To expand on Doug's answer:
There are two types of IR receiver. The two-pin one you have is basically a photodiode with infra-red filter. When infra-red light hits it the transistor gets biased and turns on. This is the most basic type you can get and is very hard to work with for anything other than simple on-off signals.
The second type is the IR receiver module. This contains a photodiode as above, but also contains extra circuitry. It receives IR light on the photodiode and filters it through a band-pass filter. A remote control sends a sequence of pulses of light which itself is further made up of high frequency pulses (36KHz square wave, for example). It's this high frequency pulsing that is allowed through the band-pass filter.

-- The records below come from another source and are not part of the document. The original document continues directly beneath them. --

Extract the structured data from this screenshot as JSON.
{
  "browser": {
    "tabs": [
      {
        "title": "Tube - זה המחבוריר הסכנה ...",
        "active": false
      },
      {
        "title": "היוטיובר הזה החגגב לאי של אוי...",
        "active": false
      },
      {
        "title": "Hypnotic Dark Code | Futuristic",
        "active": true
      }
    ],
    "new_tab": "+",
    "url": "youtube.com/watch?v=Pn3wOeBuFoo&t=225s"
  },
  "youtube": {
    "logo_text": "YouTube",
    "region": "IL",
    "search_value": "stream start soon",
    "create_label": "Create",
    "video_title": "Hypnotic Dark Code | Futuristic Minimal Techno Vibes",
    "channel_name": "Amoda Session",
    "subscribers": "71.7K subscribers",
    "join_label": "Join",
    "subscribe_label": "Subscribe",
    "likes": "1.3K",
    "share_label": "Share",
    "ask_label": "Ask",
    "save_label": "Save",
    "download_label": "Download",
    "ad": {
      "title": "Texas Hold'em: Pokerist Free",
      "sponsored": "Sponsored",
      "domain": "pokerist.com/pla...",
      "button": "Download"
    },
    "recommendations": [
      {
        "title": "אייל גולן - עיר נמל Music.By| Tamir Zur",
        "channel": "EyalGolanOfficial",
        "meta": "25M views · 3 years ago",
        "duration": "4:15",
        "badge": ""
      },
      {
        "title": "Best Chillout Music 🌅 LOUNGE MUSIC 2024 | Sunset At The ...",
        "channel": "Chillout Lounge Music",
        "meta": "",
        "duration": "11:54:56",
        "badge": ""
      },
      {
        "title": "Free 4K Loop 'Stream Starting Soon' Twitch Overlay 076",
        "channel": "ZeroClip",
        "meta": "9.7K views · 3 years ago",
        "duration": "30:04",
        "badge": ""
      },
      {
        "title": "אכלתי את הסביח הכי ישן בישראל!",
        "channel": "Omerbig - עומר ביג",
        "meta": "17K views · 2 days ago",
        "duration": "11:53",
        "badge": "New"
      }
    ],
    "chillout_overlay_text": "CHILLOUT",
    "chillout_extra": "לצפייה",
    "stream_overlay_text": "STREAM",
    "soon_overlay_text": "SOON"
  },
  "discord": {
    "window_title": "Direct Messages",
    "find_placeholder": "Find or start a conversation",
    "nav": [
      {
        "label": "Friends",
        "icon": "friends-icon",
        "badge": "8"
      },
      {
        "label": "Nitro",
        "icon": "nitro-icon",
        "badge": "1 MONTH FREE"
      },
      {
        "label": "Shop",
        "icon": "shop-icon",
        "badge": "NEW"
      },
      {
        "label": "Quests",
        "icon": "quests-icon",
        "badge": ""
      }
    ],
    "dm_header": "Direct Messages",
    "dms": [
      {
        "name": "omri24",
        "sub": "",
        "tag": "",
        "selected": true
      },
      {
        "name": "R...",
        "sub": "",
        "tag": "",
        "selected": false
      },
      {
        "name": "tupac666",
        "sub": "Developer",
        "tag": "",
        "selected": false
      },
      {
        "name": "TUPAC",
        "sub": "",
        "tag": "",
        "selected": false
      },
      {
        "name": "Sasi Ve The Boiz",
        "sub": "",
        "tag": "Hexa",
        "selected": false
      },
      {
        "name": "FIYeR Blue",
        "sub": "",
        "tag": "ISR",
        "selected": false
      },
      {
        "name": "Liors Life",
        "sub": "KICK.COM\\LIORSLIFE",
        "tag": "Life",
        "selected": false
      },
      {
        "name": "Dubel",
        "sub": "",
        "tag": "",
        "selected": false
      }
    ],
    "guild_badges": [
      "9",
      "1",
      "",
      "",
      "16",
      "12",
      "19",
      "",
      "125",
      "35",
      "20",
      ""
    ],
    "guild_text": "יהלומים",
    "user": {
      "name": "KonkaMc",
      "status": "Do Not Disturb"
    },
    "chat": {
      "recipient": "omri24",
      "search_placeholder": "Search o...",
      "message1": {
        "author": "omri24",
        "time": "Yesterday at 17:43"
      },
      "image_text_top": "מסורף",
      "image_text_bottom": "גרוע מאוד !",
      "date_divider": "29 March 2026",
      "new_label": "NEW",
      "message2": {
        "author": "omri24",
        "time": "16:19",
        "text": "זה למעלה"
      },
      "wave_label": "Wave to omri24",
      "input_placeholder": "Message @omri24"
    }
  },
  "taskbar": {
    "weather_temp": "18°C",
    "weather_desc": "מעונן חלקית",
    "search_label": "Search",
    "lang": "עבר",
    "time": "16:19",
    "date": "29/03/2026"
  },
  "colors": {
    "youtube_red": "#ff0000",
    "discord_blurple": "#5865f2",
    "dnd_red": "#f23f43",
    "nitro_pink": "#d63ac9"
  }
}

The internal circuitry then turns these pulses of high frequency square waves into pulses of ON or OFF signals by low-pass filtering them to remove the high frequency component.
This latter type of receiver is far easier to work with for sending of data or commands from (eg) a remote control. But it can't detect a steady-state IR signal. The modulation and filtering means that a much weaker signal can be extracted from the background IR light meaning much greater distances can be achieved using much weaker transmission LEDs.
So while it is possible to use the former type with an Arduino you have to realise that the software required to do all the filtering and detection, as well as the extra hardware required to interface it, makes them considerably harder to use. That is why almost everyone uses the three-pin versions that do all that for you.
One thing to note with the three-pin versions: they have to match the carrier frequency of the transmitter. So a 36KHz transmitter has to be paired with a 36KHz receiver. Otherwise it won't be able to detect the signal. Just like a radio - it has to be tuned to the right band.